Data records for software interfaces:

+++

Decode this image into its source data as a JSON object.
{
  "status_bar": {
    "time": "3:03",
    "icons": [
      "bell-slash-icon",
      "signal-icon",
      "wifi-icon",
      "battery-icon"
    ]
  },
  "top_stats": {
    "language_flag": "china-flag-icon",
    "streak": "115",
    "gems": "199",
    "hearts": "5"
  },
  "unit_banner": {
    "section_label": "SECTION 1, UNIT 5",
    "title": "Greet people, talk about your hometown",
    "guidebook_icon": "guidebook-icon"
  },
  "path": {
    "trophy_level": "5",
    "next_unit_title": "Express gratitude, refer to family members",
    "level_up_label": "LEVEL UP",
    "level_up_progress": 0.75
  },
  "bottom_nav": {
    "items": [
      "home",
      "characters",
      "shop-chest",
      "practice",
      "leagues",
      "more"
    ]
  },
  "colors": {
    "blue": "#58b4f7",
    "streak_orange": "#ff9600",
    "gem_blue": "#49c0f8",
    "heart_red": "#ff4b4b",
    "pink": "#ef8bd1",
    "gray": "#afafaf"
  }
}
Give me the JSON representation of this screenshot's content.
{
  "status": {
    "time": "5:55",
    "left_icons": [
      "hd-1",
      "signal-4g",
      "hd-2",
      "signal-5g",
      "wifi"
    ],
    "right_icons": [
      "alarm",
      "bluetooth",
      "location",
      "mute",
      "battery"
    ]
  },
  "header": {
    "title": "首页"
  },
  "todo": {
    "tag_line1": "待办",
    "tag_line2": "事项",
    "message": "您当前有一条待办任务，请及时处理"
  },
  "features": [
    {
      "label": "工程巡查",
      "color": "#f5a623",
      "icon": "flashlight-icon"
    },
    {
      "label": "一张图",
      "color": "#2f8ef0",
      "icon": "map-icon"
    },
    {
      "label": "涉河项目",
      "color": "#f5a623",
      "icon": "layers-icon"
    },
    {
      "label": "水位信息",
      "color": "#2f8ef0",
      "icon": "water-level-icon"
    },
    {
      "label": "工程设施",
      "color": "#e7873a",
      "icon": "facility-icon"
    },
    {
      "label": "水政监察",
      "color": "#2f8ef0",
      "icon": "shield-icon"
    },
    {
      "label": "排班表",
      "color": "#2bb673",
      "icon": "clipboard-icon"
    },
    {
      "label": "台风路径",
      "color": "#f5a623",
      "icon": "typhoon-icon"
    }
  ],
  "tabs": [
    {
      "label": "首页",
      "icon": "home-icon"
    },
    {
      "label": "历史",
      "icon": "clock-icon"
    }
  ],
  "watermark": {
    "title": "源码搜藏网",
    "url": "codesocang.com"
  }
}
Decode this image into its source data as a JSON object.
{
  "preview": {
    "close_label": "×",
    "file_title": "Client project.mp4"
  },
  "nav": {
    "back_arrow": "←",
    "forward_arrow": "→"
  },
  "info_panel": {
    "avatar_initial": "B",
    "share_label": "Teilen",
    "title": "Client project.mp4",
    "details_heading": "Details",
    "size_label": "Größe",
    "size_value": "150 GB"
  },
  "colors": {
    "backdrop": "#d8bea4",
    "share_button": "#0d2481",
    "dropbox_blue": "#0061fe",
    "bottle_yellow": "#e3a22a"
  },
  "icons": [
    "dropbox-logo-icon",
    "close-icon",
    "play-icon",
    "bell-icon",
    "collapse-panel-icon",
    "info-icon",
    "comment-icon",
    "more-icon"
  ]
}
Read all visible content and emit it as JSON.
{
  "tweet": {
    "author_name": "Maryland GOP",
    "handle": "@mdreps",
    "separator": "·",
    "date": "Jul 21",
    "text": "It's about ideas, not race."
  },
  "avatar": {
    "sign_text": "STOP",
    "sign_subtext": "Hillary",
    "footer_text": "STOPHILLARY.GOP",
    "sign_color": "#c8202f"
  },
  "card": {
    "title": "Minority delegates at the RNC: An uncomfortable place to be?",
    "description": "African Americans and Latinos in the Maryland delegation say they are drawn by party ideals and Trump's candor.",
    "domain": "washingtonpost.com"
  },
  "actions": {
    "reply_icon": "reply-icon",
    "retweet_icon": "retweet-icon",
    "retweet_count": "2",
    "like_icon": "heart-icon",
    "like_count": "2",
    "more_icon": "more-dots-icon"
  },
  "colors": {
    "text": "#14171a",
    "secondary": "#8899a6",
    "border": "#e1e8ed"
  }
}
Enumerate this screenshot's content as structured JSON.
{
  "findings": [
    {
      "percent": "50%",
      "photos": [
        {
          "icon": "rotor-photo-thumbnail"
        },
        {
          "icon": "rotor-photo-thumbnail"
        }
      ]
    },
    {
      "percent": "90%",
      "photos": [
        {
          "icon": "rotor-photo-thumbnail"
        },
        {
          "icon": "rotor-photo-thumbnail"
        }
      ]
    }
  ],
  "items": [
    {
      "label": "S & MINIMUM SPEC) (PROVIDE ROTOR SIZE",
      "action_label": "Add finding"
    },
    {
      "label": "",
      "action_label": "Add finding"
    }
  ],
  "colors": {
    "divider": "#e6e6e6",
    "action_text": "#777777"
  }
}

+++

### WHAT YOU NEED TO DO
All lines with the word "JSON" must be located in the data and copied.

### RESPONSE TO THIS EXERCISE
Decode this image into its source data as a JSON object.
Give me the JSON representation of this screenshot's content.
Decode this image into its source data as a JSON object.
Read all visible content and emit it as JSON.
Enumerate this screenshot's content as structured JSON.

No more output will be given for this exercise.